(Extracted records)
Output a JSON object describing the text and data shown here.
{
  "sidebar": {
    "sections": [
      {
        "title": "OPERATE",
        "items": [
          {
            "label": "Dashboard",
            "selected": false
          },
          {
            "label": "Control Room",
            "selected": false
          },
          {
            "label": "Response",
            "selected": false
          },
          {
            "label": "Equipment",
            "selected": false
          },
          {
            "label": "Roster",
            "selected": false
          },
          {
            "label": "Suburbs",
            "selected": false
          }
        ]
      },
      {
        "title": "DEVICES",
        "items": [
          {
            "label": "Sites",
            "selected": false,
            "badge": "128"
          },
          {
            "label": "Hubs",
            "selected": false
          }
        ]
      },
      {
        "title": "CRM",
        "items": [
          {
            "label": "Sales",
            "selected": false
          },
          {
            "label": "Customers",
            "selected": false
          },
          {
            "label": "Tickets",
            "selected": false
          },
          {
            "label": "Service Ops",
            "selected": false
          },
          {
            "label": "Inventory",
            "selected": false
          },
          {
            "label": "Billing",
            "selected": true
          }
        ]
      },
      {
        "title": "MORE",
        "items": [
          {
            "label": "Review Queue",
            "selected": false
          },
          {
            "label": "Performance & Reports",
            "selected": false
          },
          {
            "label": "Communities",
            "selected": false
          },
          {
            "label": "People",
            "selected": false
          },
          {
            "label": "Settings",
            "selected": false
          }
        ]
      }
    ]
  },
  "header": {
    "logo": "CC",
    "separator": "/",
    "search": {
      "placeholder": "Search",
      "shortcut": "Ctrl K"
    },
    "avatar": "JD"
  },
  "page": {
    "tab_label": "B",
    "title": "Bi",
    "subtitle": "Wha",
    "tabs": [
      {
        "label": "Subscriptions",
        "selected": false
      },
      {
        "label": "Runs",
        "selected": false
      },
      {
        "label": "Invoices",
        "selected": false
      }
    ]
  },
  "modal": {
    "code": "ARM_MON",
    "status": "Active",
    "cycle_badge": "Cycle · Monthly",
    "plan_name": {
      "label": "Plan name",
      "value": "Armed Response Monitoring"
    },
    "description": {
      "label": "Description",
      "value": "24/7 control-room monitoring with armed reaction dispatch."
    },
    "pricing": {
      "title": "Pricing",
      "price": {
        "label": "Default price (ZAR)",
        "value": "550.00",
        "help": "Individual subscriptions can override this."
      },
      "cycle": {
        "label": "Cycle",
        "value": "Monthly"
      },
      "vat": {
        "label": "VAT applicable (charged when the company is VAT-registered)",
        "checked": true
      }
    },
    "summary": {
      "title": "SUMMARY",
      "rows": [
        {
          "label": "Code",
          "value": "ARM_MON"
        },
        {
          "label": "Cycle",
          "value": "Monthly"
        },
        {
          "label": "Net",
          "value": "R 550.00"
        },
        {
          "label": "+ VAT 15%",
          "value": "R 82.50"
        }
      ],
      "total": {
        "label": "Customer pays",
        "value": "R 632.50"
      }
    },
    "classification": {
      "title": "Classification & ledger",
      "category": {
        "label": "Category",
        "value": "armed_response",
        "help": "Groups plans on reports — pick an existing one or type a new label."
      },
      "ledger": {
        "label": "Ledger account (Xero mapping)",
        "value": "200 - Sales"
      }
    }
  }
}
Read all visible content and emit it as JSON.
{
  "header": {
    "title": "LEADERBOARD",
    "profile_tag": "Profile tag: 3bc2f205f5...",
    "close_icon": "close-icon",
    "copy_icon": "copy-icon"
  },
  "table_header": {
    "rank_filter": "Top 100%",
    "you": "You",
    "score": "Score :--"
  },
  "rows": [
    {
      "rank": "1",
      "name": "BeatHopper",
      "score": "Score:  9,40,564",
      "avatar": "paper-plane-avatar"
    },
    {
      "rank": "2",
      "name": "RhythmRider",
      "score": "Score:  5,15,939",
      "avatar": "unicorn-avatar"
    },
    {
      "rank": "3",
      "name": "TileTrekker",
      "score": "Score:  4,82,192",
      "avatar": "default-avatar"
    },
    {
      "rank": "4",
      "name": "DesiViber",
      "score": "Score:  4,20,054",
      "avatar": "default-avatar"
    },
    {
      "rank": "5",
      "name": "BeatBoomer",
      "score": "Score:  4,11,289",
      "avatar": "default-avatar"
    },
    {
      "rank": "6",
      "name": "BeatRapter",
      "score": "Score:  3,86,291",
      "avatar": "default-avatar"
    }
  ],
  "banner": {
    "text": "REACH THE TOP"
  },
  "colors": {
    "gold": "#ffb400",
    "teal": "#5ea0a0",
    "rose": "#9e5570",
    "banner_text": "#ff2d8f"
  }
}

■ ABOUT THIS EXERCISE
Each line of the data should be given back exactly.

■ RESPONSE
Output a JSON object describing the text and data shown here.
{
  "sidebar": {
    "sections": [
      {
        "title": "OPERATE",
        "items": [
          {
            "label": "Dashboard",
            "selected": false
          },
          {
            "label": "Control Room",
            "selected": false
          },
          {
            "label": "Response",
            "selected": false
          },
          {
            "label": "Equipment",
            "selected": false
          },
          {
            "label": "Roster",
            "selected": false
          },
          {
            "label": "Suburbs",
            "selected": false
          }
        ]
      },
      {
        "title": "DEVICES",
        "items": [
          {
            "label": "Sites",
            "selected": false,
            "badge": "128"
          },
          {
            "label": "Hubs",
            "selected": false
          }
        ]
      },
      {
        "title": "CRM",
        "items": [
          {
            "label": "Sales",
            "selected": false
          },
          {
            "label": "Customers",
            "selected": false
          },
          {
            "label": "Tickets",
            "selected": false
          },
          {
            "label": "Service Ops",
            "selected": false
          },
          {
            "label": "Inventory",
            "selected": false
          },
          {
            "label": "Billing",
            "selected": true
          }
        ]
      },
      {
        "title": "MORE",
        "items": [
          {
            "label": "Review Queue",
            "selected": false
          },
          {
            "label": "Performance & Reports",
            "selected": false
          },
          {
            "label": "Communities",
            "selected": false
          },
          {
            "label": "People",
            "selected": false
          },
          {
            "label": "Settings",
            "selected": false
          }
        ]
      }
    ]
  },
  "header": {
    "logo": "CC",
    "separator": "/",
    "search": {
      "placeholder": "Search",
      "shortcut": "Ctrl K"
    },
    "avatar": "JD"
  },
  "page": {
    "tab_label": "B",
    "title": "Bi",
    "subtitle": "Wha",
    "tabs": [
      {
        "label": "Subscriptions",
        "selected": false
      },
      {
        "label": "Runs",
        "selected": false
      },
      {
        "label": "Invoices",
        "selected": false
      }
    ]
  },
  "modal": {
    "code": "ARM_MON",
    "status": "Active",
    "cycle_badge": "Cycle · Monthly",
    "plan_name": {
      "label": "Plan name",
      "value": "Armed Response Monitoring"
    },
    "description": {
      "label": "Description",
      "value": "24/7 control-room monitoring with armed reaction dispatch."
    },
    "pricing": {
      "title": "Pricing",
      "price": {
        "label": "Default price (ZAR)",
        "value": "550.00",
        "help": "Individual subscriptions can override this."
      },
      "cycle": {
        "label": "Cycle",
        "value": "Monthly"
      },
      "vat": {
        "label": "VAT applicable (charged when the company is VAT-registered)",
        "checked": true
      }
    },
    "summary": {
      "title": "SUMMARY",
      "rows": [
        {
          "label": "Code",
          "value": "ARM_MON"
        },
        {
          "label": "Cycle",
          "value": "Monthly"
        },
        {
          "label": "Net",
          "value": "R 550.00"
        },
        {
          "label": "+ VAT 15%",
          "value": "R 82.50"
        }
      ],
      "total": {
        "label": "Customer pays",
        "value": "R 632.50"
      }
    },
    "classification": {
      "title": "Classification & ledger",
      "category": {
        "label": "Category",
        "value": "armed_response",
        "help": "Groups plans on reports — pick an existing one or type a new label."
      },
      "ledger": {
        "label": "Ledger account (Xero mapping)",
        "value": "200 - Sales"
      }
    }
  }
}
Read all visible content and emit it as JSON.
{
  "header": {
    "title": "LEADERBOARD",
    "profile_tag": "Profile tag: 3bc2f205f5...",
    "close_icon": "close-icon",
    "copy_icon": "copy-icon"
  },
  "table_header": {
    "rank_filter": "Top 100%",
    "you": "You",
    "score": "Score :--"
  },
  "rows": [
    {
      "rank": "1",
      "name": "BeatHopper",
      "score": "Score:  9,40,564",
      "avatar": "paper-plane-avatar"
    },
    {
      "rank": "2",
      "name": "RhythmRider",
      "score": "Score:  5,15,939",
      "avatar": "unicorn-avatar"
    },
    {
      "rank": "3",
      "name": "TileTrekker",
      "score": "Score:  4,82,192",
      "avatar": "default-avatar"
    },
    {
      "rank": "4",
      "name": "DesiViber",
      "score": "Score:  4,20,054",
      "avatar": "default-avatar"
    },
    {
      "rank": "5",
      "name": "BeatBoomer",
      "score": "Score:  4,11,289",
      "avatar": "default-avatar"
    },
    {
      "rank": "6",
      "name": "BeatRapter",
      "score": "Score:  3,86,291",
      "avatar": "default-avatar"
    }
  ],
  "banner": {
    "text": "REACH THE TOP"
  },
  "colors": {
    "gold": "#ffb400",
    "teal": "#5ea0a0",
    "rose": "#9e5570",
    "banner_text": "#ff2d8f"
  }
}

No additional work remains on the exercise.